Sperm whales and other large whales have much larger respiratory systems than the smaller whales. Because their lungs are larger, they’re able to hold their breath for a longer period of time. Because they don’t need to come to the surface as often for air, they can sleep while in a stationary position.
These larger lung systems are efficient not just for sleeping. They allow the whale to take in more air, but they also give the whale a higher tolerance for carbon dioxide.
How sperm whales sleep is a lot more interesting than them just being able to take in extra air. Researchers and divers alike have witnessed the unique phenomenon that is sperm whales sleeping.
It seems that when they sleep, sperm whales will sleep together in their pods. This is likely due to protection because the calves are kept at the center of this sleeping “circle”.

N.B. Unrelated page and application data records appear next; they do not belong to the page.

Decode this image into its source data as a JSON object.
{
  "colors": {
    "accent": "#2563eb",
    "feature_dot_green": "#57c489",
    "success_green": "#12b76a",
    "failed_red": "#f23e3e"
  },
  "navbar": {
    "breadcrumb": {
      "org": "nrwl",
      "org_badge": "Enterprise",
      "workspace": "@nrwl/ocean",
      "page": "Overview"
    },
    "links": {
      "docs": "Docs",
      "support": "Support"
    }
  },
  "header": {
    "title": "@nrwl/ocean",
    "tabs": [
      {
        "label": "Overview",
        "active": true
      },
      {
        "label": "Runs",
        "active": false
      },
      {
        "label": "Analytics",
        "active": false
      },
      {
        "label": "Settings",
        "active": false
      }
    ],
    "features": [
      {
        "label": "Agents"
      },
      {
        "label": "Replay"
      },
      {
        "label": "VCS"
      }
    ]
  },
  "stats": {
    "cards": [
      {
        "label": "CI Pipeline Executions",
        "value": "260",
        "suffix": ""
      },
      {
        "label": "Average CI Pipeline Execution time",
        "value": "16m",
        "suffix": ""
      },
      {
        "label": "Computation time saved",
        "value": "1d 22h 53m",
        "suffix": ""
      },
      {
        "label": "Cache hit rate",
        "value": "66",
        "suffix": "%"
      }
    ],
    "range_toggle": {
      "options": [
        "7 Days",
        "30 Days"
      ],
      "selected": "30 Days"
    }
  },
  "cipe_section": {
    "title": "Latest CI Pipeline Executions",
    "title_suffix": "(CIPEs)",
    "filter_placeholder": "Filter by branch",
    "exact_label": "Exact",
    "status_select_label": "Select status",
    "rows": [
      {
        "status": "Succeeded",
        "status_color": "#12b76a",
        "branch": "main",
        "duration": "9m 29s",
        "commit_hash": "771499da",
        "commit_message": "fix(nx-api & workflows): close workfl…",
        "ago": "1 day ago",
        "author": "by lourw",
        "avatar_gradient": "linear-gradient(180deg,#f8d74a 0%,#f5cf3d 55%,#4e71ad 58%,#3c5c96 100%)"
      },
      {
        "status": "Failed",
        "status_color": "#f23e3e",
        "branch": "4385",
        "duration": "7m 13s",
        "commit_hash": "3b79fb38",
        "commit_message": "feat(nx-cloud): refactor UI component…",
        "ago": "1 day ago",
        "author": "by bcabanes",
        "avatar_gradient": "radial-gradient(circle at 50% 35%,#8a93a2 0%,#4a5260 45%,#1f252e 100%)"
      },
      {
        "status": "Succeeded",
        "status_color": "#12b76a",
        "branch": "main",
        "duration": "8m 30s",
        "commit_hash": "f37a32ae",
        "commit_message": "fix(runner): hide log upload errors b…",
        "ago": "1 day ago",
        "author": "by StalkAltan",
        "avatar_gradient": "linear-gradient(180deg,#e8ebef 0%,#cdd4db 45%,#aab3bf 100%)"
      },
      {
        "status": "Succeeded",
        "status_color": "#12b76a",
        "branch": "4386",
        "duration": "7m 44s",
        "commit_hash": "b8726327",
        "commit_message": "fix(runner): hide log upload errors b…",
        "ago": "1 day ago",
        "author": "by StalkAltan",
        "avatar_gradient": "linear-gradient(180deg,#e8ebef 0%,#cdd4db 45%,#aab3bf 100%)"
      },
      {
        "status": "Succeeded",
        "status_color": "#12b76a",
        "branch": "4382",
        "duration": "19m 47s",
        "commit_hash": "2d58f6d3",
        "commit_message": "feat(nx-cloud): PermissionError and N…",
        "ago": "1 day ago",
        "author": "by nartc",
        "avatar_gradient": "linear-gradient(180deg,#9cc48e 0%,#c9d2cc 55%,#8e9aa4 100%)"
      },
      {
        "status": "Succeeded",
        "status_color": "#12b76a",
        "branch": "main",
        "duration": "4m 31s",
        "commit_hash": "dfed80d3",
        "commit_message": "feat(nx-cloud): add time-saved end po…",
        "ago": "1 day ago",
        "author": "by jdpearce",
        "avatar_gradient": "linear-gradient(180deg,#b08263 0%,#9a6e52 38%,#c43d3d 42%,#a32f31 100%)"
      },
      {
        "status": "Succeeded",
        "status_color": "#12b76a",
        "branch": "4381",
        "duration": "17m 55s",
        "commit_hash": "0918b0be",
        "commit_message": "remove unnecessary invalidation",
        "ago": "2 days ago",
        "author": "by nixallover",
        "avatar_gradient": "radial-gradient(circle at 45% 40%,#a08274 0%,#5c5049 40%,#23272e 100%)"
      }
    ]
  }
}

What’s more interesting, though, is how they sleep. I already discussed how many whales can sleep while floating. When doing this, most whales will sleep horizontally like a log. Not sperm whales. They will sleep vertically with their heads pointed toward the surface.